    I’ve heard about a strategy slightly different to choosing students with their hands raised to answer the question. Instead, you have a container full of cards, each with a student’s name on it. Instead of asking to students to raise their hand, you choose a card and ask them. The reasoning was that this keeps the students alert and engaged, as they know their name might be picked out at any moment. (Once a student has been asked, you leave their name out of the container so everyone gets a go). Also, it prevents the same students from answering over and over again.

    What are your thoughts on this?

    Elisa (London)

    • Michael Linsin April 29, 2013 at 6:51 am #

      Hi Elisa,

      Yes, I know about this strategy and have used it myself. I like it. My friend Rick Morris has a book about it called, Class Cards.


  7. Chris June 3, 2013 at 12:05 pm #

    Kara –

    Raising hands is not a “white middle class” value. Children in “white middle class” homes do not raise their hands to speak. It is a practice implemented in schools to ensure fairness and allows all students to have a chance.

    In fact, if anything I would guess that non-white-middle-class students would do *worse* with a “calling out” model – simply because in many other cultures, collective fairness is more strongly emphasized. That is, certain non-white-American cultures put a stronger emphasis on working for your fellow man than the middle-class-white-American culture which often teaches kids to put themselves first. The fact that there may be a few poorly-raised children who always call out rudely and silence others in such a situation does not merit abandoing the method altogether.

  8. Melissa Sokol August 9, 2013 at 8:10 am #

    Do you deal with rules and procedures for coop groups?

  9. Hassan Aftab August 19, 2013 at 1:25 am #

    hi michael my question is that why should you raise your hand when you want to ask a question

    • Michael Linsin August 19, 2013 at 7:18 am #

      Hi Hassan,

      The reasons are noted in the above article.


  10. Emily September 18, 2013 at 6:59 pm #

    Hi, Michael,

    How do you handle large-group or whole-class reactions to student comments or questions? For example, if a student calls out and says something silly, on or off-topic, and everyone erupts in laughter. I struggle when more than one or two students are the problem all at once.

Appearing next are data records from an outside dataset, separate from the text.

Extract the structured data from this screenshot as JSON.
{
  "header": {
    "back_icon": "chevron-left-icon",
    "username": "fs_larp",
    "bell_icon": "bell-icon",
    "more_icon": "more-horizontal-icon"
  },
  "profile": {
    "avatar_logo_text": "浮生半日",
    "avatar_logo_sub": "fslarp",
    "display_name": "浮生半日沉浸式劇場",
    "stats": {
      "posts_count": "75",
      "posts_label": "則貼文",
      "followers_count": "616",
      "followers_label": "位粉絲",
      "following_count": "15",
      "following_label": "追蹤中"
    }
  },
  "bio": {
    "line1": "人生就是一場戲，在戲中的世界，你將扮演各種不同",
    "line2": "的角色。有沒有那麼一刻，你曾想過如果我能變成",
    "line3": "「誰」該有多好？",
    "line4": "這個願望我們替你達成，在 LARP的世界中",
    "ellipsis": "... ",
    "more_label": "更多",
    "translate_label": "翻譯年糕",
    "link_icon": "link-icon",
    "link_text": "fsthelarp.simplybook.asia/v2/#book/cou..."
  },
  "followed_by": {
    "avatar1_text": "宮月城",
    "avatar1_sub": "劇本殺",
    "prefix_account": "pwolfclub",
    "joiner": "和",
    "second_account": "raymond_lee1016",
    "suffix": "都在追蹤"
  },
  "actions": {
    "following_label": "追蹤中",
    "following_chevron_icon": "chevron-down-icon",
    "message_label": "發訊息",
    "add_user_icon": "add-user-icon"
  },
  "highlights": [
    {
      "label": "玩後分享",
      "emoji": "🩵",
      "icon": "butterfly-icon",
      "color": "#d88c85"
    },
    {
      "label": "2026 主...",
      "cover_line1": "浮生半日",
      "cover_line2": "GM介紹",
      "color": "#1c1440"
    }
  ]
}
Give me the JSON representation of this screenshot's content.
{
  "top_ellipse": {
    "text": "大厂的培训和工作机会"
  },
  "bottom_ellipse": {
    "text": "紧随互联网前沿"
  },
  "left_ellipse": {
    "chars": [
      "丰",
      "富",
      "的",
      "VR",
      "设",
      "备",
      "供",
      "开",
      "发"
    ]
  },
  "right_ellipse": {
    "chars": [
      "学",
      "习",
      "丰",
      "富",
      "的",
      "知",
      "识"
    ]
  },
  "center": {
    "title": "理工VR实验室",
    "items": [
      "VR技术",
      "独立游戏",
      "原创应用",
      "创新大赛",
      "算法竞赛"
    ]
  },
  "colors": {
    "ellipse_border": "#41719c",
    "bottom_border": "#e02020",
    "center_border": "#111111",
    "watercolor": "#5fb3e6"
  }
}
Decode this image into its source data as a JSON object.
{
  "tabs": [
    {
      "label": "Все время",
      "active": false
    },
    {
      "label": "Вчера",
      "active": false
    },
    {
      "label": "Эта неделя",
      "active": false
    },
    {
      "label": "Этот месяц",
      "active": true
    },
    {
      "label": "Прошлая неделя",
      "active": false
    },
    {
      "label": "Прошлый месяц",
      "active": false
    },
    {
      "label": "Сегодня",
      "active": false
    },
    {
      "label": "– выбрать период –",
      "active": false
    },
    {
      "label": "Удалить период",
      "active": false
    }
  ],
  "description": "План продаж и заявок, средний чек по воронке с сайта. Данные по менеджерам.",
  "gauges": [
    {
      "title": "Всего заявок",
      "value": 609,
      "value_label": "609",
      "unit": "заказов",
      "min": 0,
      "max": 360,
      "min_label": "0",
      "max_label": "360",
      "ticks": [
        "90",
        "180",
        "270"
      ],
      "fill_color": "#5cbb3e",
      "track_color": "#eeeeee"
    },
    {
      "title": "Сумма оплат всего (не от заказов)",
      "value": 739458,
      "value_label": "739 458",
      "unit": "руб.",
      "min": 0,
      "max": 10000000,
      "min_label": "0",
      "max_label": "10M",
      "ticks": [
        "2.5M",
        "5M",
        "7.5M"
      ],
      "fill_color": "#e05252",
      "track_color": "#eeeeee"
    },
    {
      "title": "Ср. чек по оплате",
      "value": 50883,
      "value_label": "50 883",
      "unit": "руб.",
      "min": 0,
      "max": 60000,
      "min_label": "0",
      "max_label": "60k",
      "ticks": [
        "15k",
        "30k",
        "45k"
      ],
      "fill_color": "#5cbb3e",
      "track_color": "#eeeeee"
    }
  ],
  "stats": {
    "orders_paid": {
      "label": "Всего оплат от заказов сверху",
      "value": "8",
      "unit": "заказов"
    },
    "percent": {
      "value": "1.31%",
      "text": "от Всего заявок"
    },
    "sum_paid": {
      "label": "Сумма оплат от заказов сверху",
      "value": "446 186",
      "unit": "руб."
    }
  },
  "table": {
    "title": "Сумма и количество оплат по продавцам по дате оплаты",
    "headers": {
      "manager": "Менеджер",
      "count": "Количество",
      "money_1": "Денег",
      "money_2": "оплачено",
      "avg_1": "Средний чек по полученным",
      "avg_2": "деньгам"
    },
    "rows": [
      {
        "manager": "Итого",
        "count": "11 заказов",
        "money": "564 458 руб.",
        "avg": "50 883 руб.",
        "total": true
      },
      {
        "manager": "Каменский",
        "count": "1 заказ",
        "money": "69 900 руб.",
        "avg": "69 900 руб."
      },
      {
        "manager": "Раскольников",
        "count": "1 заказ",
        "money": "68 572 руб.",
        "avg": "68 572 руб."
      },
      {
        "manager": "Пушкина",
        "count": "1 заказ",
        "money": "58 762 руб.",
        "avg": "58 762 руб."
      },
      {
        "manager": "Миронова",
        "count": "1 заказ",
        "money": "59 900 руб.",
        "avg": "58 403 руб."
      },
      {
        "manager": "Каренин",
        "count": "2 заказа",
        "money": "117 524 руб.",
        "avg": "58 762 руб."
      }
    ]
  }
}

    • Michael Linsin September 18, 2013 at 7:43 pm #

      Hi Emily,

      Ignore the laughter and enforce a consequence with the student who calls out.